> _WORK REQUIRED_: What follows is a set of records. Copy them exactly and leave out the images.
(RECORDS FOR THE TASK begins)
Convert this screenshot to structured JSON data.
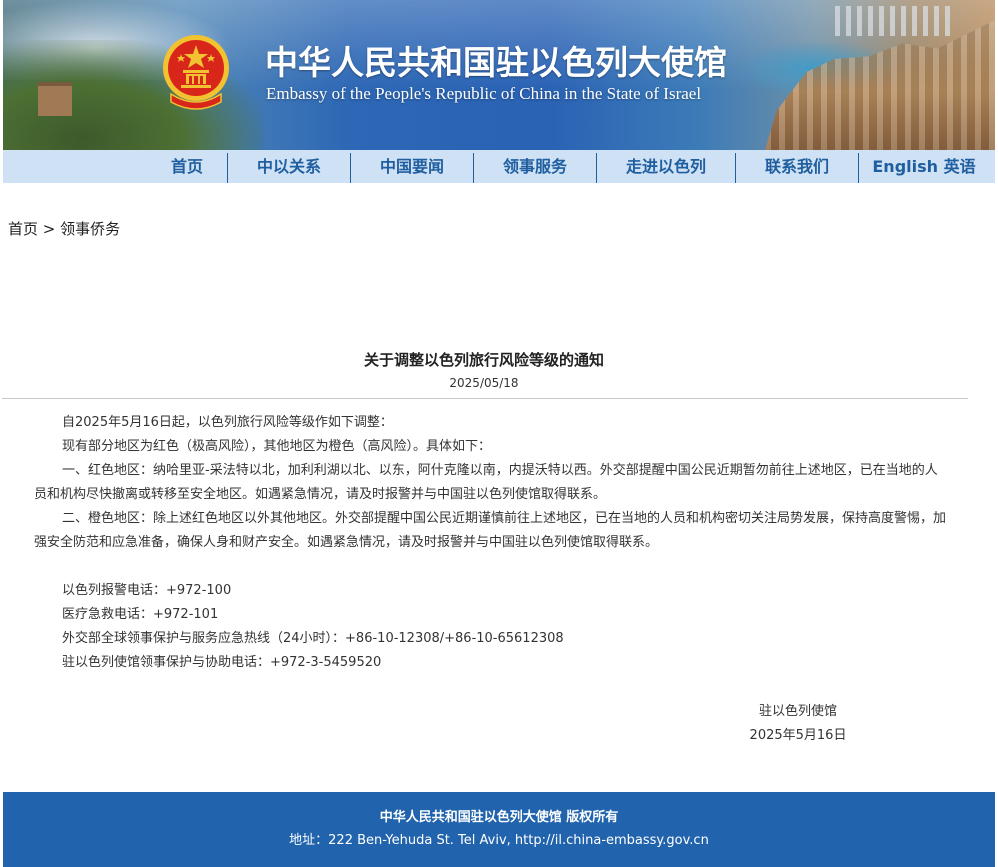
{
  "header": {
    "title_cn": "中华人民共和国驻以色列大使馆",
    "title_en": "Embassy of the People's Republic of China in the State of Israel"
  },
  "nav": {
    "items": [
      {
        "label": "首页"
      },
      {
        "label": "中以关系"
      },
      {
        "label": "中国要闻"
      },
      {
        "label": "领事服务"
      },
      {
        "label": "走进以色列"
      },
      {
        "label": "联系我们"
      },
      {
        "label": "English 英语"
      }
    ]
  },
  "breadcrumb": {
    "home": "首页",
    "separator": " > ",
    "current": "领事侨务"
  },
  "article": {
    "title": "关于调整以色列旅行风险等级的通知",
    "date": "2025/05/18",
    "paragraphs": [
      "自2025年5月16日起，以色列旅行风险等级作如下调整：",
      "现有部分地区为红色（极高风险），其他地区为橙色（高风险）。具体如下：",
      "一、红色地区：纳哈里亚-采法特以北，加利利湖以北、以东，阿什克隆以南，内提沃特以西。外交部提醒中国公民近期暂勿前往上述地区，已在当地的人员和机构尽快撤离或转移至安全地区。如遇紧急情况，请及时报警并与中国驻以色列使馆取得联系。",
      "二、橙色地区：除上述红色地区以外其他地区。外交部提醒中国公民近期谨慎前往上述地区，已在当地的人员和机构密切关注局势发展，保持高度警惕，加强安全防范和应急准备，确保人身和财产安全。如遇紧急情况，请及时报警并与中国驻以色列使馆取得联系。"
    ],
    "contacts": [
      "以色列报警电话：+972-100",
      "医疗急救电话：+972-101",
      "外交部全球领事保护与服务应急热线（24小时）：+86-10-12308/+86-10-65612308",
      "驻以色列使馆领事保护与协助电话：+972-3-5459520"
    ],
    "signature": "驻以色列使馆",
    "signature_date": "2025年5月16日"
  },
  "footer": {
    "line1": "中华人民共和国驻以色列大使馆 版权所有",
    "line2": "地址：222 Ben-Yehuda St. Tel Aviv, http://il.china-embassy.gov.cn"
  },
  "colors": {
    "nav_bg": "#cfe1f4",
    "nav_text": "#1f5fa0",
    "footer_bg": "#2164ad",
    "emblem_red": "#d8261b",
    "emblem_gold": "#f2c230"
  },
  "icons": {
    "emblem": "national-emblem-icon"
  }
}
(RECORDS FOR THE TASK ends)
> _ANSWER SECTION_:
Convert this screenshot to structured JSON data.
{
  "header": {
    "title_cn": "中华人民共和国驻以色列大使馆",
    "title_en": "Embassy of the People's Republic of China in the State of Israel"
  },
  "nav": {
    "items": [
      {
        "label": "首页"
      },
      {
        "label": "中以关系"
      },
      {
        "label": "中国要闻"
      },
      {
        "label": "领事服务"
      },
      {
        "label": "走进以色列"
      },
      {
        "label": "联系我们"
      },
      {
        "label": "English 英语"
      }
    ]
  },
  "breadcrumb": {
    "home": "首页",
    "separator": " > ",
    "current": "领事侨务"
  },
  "article": {
    "title": "关于调整以色列旅行风险等级的通知",
    "date": "2025/05/18",
    "paragraphs": [
      "自2025年5月16日起，以色列旅行风险等级作如下调整：",
      "现有部分地区为红色（极高风险），其他地区为橙色（高风险）。具体如下：",
      "一、红色地区：纳哈里亚-采法特以北，加利利湖以北、以东，阿什克隆以南，内提沃特以西。外交部提醒中国公民近期暂勿前往上述地区，已在当地的人员和机构尽快撤离或转移至安全地区。如遇紧急情况，请及时报警并与中国驻以色列使馆取得联系。",
      "二、橙色地区：除上述红色地区以外其他地区。外交部提醒中国公民近期谨慎前往上述地区，已在当地的人员和机构密切关注局势发展，保持高度警惕，加强安全防范和应急准备，确保人身和财产安全。如遇紧急情况，请及时报警并与中国驻以色列使馆取得联系。"
    ],
    "contacts": [
      "以色列报警电话：+972-100",
      "医疗急救电话：+972-101",
      "外交部全球领事保护与服务应急热线（24小时）：+86-10-12308/+86-10-65612308",
      "驻以色列使馆领事保护与协助电话：+972-3-5459520"
    ],
    "signature": "驻以色列使馆",
    "signature_date": "2025年5月16日"
  },
  "footer": {
    "line1": "中华人民共和国驻以色列大使馆 版权所有",
    "line2": "地址：222 Ben-Yehuda St. Tel Aviv, http://il.china-embassy.gov.cn"
  },
  "colors": {
    "nav_bg": "#cfe1f4",
    "nav_text": "#1f5fa0",
    "footer_bg": "#2164ad",
    "emblem_red": "#d8261b",
    "emblem_gold": "#f2c230"
  },
  "icons": {
    "emblem": "national-emblem-icon"
  }
}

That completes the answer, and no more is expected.